Surely we must have entered the Age of Aquarius (the water bearer) by now, as some of the endless calculations would have it. An abundant flow of water problems has plagued us all winter from melting snow finding its way through our roofing, to eighty-year old plumbing giving way in places, and in our latest adventure, a water main bursting just outside of the Quest Book Shop. This was a particularly nasty one since the water appeared in one place, while the actual break was in another. So, after much digging through the frozen tundra and gushes of ice everywhere during our frigid early weeks of March, the leak was finally found and repaired.
Now that we are finally seeing a few signs of spring, such as our all green St. Patrick’s Day lunch, it is hard to believe that just a few short weeks ago I was outdoors trying to chip the three-inch layer of ice that made our sidewalk and all areas around it a treacherous sheet of ice. It was so cold that salt only created a slightly melted layer on top—making it all the easier to slip. But by now, that too seems a distant past. These kinds of mishaps can occur any time with an older facility, but in the overall scheme of things they are a small price to pay for the privilege secured for the Society by early members to have such a treasure as its National Center.
As a result of a Thursday night public program we had last fall, “A Dialogue and Discussion of Faith,” we have developed a cooperative relationship with an Interfaith Peace Prayers group, so that on occasional Friday evenings, when our auditorium is available, they may meet here at Olcott. These gatherings, led by Mazher F. Ahmed, a gentle Islamic woman who has dedicated herself to being a peaceful force in the community, bring new and interested people through our doors, and contribute to the spiritual energy of peace that we try to foster here.
David Bland and several of our staff are getting geared up for Social Action as Spiritual Practice, our Southeast Regional Conference to be held in Atlanta, Georgia, November 9-11. These regional conferences are proving to be beneficial in generating new members as well as strengthening the groups in the geographic proximity of the conference. If you have local members who would like to be involved or think this kind of event would work well in your area, I would be glad to hear from you. Eventually, we hope to hold the conferences in all the major areas of the country.
With barely a month’s notice we were able to pull together details and publicity to host a program with Marilyn Youngbird, a Native American healer, speaking on building peace within that it might manifest in the outer world. Marilyn was a featured presenter at our Mid-Atlantic Regional Conference last year, and our effort on such short notice was experimental to see if we could mobilize quickly to take advantage of her being in the area. The staff supper for her, as well as the presentation that followed, were successful and provided the opportunity for some of our local people to experience Marilyn’s beautiful nature and talent for weaving her life stories in a way that inspired one to work for inner and outer peace.
Toward the end of April the Theosophical Publishing House had another “CD Stuffing Party” where staff and volunteers all worked together in the warehouse inserting the companion audio CD into the back of a newly released book, Magical Christianity: The Power of Symbols for Spiritual Renewal by Coleston Brown, which is due to be released in June.
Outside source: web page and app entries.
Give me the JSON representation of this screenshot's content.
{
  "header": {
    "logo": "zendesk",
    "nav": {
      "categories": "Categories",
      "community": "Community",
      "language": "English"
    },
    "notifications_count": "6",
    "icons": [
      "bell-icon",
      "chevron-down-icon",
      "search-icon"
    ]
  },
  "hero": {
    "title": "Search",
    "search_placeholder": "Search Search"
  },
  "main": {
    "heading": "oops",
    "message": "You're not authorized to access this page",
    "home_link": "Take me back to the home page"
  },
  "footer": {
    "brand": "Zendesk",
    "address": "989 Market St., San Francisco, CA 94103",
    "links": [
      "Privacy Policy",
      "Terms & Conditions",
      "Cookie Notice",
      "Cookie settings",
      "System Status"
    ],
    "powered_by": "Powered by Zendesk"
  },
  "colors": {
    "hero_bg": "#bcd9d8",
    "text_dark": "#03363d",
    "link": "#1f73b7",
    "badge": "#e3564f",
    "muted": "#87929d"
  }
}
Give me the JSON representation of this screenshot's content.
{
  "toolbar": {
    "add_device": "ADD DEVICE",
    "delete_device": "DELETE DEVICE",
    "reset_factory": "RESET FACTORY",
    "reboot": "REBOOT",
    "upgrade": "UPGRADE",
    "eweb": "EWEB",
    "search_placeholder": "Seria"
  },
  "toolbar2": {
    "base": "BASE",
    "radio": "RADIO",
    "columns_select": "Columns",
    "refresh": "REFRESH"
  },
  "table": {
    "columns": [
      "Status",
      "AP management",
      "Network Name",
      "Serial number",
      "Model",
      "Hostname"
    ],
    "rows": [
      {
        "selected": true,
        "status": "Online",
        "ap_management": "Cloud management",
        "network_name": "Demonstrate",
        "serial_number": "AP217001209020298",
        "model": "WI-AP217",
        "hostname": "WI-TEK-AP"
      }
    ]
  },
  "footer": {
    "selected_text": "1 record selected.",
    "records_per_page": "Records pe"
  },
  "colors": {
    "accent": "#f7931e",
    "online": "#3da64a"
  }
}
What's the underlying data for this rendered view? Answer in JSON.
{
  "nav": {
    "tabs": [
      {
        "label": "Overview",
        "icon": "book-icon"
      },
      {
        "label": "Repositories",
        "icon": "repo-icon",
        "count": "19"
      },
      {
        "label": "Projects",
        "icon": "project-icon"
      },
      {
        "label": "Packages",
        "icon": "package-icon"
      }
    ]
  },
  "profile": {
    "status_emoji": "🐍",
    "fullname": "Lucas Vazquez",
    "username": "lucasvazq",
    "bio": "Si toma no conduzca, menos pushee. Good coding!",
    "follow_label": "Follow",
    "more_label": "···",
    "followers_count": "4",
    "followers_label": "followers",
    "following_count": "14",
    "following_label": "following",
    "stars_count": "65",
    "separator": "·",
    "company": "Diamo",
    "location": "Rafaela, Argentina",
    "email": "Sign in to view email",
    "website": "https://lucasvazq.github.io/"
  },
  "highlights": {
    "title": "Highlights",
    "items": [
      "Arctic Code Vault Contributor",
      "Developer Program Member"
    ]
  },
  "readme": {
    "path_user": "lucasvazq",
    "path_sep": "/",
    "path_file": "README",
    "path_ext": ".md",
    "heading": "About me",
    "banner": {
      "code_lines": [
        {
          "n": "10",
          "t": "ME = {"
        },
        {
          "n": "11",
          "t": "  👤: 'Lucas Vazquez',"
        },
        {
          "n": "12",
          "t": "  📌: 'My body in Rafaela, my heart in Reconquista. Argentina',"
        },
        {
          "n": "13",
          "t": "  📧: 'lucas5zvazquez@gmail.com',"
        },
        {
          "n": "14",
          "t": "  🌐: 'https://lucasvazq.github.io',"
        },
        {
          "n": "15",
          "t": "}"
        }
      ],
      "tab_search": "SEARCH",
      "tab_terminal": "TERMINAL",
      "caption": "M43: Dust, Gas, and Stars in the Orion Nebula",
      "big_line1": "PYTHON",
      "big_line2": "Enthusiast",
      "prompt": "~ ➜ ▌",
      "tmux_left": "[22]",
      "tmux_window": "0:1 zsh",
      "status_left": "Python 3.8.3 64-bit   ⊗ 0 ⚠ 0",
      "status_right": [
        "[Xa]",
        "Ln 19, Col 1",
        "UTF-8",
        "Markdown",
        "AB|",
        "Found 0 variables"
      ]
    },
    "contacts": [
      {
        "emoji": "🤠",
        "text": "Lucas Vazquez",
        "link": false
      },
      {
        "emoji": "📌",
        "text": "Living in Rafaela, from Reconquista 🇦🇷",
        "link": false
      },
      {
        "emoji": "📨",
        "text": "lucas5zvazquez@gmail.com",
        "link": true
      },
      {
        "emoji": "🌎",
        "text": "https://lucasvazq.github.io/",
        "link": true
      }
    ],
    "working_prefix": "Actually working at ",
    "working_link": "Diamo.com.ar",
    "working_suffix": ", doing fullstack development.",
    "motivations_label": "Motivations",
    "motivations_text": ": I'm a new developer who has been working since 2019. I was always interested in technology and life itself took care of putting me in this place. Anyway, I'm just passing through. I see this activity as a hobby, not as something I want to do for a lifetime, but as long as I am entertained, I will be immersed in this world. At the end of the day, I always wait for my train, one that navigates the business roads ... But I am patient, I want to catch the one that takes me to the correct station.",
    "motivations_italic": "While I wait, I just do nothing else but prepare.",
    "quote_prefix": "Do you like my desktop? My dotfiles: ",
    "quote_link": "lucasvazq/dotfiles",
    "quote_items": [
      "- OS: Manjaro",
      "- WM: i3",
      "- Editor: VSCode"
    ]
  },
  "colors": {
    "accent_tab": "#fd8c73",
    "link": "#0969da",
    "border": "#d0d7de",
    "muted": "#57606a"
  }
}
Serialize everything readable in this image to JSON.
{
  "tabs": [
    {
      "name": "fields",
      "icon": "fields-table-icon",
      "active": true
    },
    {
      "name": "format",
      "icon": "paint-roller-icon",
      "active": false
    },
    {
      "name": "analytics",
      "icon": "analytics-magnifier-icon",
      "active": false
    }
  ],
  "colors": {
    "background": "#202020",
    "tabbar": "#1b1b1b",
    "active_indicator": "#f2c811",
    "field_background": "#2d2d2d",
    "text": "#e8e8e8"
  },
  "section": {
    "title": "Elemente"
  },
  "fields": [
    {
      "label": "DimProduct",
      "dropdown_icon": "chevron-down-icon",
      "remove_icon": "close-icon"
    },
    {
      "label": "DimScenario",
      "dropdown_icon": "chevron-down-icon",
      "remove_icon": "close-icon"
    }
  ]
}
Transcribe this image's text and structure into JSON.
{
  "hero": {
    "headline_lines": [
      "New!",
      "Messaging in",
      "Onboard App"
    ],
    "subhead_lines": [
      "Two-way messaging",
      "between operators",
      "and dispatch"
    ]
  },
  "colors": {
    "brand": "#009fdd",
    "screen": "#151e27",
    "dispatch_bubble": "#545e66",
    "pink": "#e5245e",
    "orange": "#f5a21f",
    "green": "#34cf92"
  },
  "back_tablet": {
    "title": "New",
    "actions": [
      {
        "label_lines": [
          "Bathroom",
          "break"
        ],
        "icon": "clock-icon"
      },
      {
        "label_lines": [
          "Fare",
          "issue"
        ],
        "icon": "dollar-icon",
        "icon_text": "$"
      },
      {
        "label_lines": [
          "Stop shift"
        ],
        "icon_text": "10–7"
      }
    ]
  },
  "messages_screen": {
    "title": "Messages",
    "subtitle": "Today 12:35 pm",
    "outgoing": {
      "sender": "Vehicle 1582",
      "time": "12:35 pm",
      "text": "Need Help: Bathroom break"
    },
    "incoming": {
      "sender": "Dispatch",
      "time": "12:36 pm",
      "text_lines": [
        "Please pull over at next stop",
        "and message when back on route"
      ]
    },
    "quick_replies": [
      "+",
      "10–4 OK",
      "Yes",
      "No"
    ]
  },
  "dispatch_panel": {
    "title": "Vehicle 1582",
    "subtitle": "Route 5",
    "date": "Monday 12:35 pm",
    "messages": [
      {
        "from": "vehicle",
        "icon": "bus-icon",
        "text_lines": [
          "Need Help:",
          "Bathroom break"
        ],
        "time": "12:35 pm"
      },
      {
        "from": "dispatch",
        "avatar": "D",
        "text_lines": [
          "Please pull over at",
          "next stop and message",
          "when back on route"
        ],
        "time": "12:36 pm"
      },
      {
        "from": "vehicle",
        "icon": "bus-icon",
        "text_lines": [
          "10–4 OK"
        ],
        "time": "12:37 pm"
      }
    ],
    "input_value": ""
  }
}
In addition to a new chapter on the Divine Feminine, this revised edition also includes an experiential meditation at the end of each chapter and a CD of guided meditations to bring readers more deeply into the transformative power of Christian symbolism.
April concluded with a trip to Rio Rancho and Santa Fe, New Mexico, two new study centers in their fledgling stage. The Rio Rancho group held a special meeting in order to take advantage of the timing. Tim Donovan, the secretary of the group, receives supportive encouragement from Fr. Milton Shaw who graciously allows the group to meet in the Our Lady Queen of Angels Liberal Catholic Church. Their large meeting hall with good parking availability makes for a pleasant venue. The program generated enthusiasm for the group and resulted in brisk book sales.
In Santa Fe, I attended a planning board meeting and gave a presentation in a public meeting space at the Vitamin Cottage. I also was a guest at the local community college radio station, KSFR, where I was interviewed by Rev. Phil on his radio talk show “Words of the Prophet.” The Santa Fe group discovered that it was my birthday and so treated me to a brief tour of the Indian Pueblo Cultural Center and a little birthday dinner gathering at Hispano Hacienda, an historic Spanish hacienda turned restaurant and gift shop, in Chimayo. The special pleasure of visiting with the prioress of a Carmelite community in Santa Fe rounded out the visit. With never a dull moment, I was also able to use my airport waiting time to have a pleasant in-depth meeting with renowned violinist, Carmelo de los Santos, a third generation Theosophist from Brazil, who now resides in New Mexico. Carmelo was returning from a business trip to Salt Lake City.
Now, a few days later, having recovered from my late night return flight, I join a number of our members in anticipation and preparations for our upcoming trip to Tibet. My next diary will provide some glimpses of our Asian adventure.